they did ask an interesting question in the text that detailed this award:
"According to research organizations such as Evans Data, KDE is the most popular desktop environment. How does that square with the fact that GNOME is the default desktop of one of the most popular distributions (Ubuntu)? We have no idea." - Linux Journal
here's my educated guess (or, amazingly long rant):
first off, ubuntu is not actually one of the most popular distributions (sorry distrowatch observers). in my travels i certainly don't find it to be dominant outside of the vocal online community. it's an extremely promising player in the global linux market and is growing at a terrific pace (i'm starting to see it pop up more often in deployments) but it still lacks the ubiquity of red hat, suse, debian, etc. i both use and like kubuntu, so i have no ax to grind here.
let's sidestep the ubuntu popularity question for a second, though, and address a more generic question: "how much do the software choices made by operating system vendors (OSVs) matter in the open source market?"
i believe kde has several assets when it comes to influencing usage decisions that offset OSV defaults.
the power of community, particularly when it extends across diverse demographics and interests, is immense
perhaps our largest asset comes in the form of human resources: we have a terrific community of developers and users that form a self-organizing global mesh of voices that fairly consistently and quite accessibly support and promote the use of kde technologies in locally and globally relevant ways.
these individuals choose for themselves who they talk to and what "market segments" to address (even if they don't realize they are making such choices). this results in people who are appropriate for a corporate audience talking to companies while those who are NGO friendly talk to social change communities while those who are more university oriented ..... well, you get the picture. this happens without them getting in each other's way; in fact, it often serves to reinforce everyone's message and efforts.

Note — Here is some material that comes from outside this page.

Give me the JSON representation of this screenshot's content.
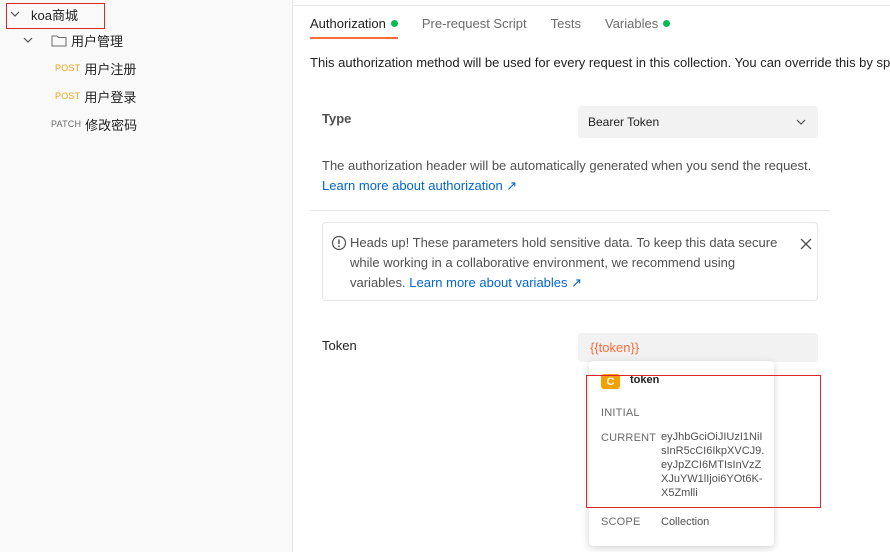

kde delivers technologies that 'speak' strongly to most people; thousands of people working on hundreds of software projects that are personally relevant results in software that is tuned for people with similar needs and desires
some of kde's assets are undeniably technical. there are many applications and technologies in kde that simply rock the house. some speak to the media generation, like amarok and digikam. others speak to the sys admins of the world like kiosk. others speak to artists such as krita which has been getting a nice amount of attention with the release of koffice 1.6, and deservedly so as it's a very exciting project. some speak to educators like kalzium and kstars. and on and on.
people may try something because they heard good things, but they tend to stay when they discover good things. better yet, they tell others about those good things. kde has good things.
culture is intertwined in all things used by humans. kde invests in culture and society because we appreciate the value inherent in them and this in turn makes kde attractive to human beings
some of kde's assets are cultural. we tend to be accommodating of others, both technically and socially, while more than willing to share what we have. we have an immense population of translators who help make kde culturally accessible to billions of people on this planet who prefer something other than a handful of languages that originated in europe. we also have people that show up on a regular basis to events around the world to meet with people, talk with them, listen to them, share their personal interests and passions, invite them in to our cultural circles and who join their cultural circles.
now, i'm not saying kde is perfect or that other free software options have nothing to offer the world. au contraire! if that was true kde contributors could go on permanent hiatus and soak up the rays on a beach somewhere instead of working every day to improve things. we have technical, social and structural improvements to attend to that keep us very busy. and i'm happy that people have options besides kde so that those who like other approaches can still use free software and be satisfied without us having to mutate kde for them.
there are also some prevalent but questionable assumptions out there. for instance, users do try software out when given the chance. just because they get something by default when they install a particular operating system doesn't prevent them from trying out other things.
case in point: t.'s mom is looking into desktop linux right now with some of her online friends. they are surveying the landscape and trying a lot of things out. some are choosing gnome while others choose kde (and i'm sure some will make other selections such as xfce). they are deciding for themselves what they prefer. why? because they can. the only cost is some bandwidth, a blank cd and little bit of their time. for that small price they get to choose for themselves and that freedom is valuable to them.
there's also the implicit assumption that the distributions that really "matter" are the global ones. having travelled a bit in the last couple of years i've seen enough regional distributions and free software support efforts to have decided that this simply isn't true. local and global often stand on equal terms when there is true freedom, and many regional efforts (both of the OSV and 'grass roots' sort) make kde an important part of their strategy.
one of the most revolutionary things about free software is how it allows for profitable companies to exist, project planning to occur, grassroots social movements, personal choice and individual involvement all at the same time. it contains for many of the best parts of a "top down" society without sacrificing bottom-up control and participation. it thrives on diversity rather than optimizing towards uniformity and grows in direct relation to openness and human vibrancy all while creating new opportunities for science and business alike, two endeavours which have become increasingly linked with the diminishment of openness and humanity over the last century.
to me it is the fundamental strength of the free software model which explains why kde succeeds, regardless of people's expectations or predictions. put more simply: theory be damned when there's evidence at hand.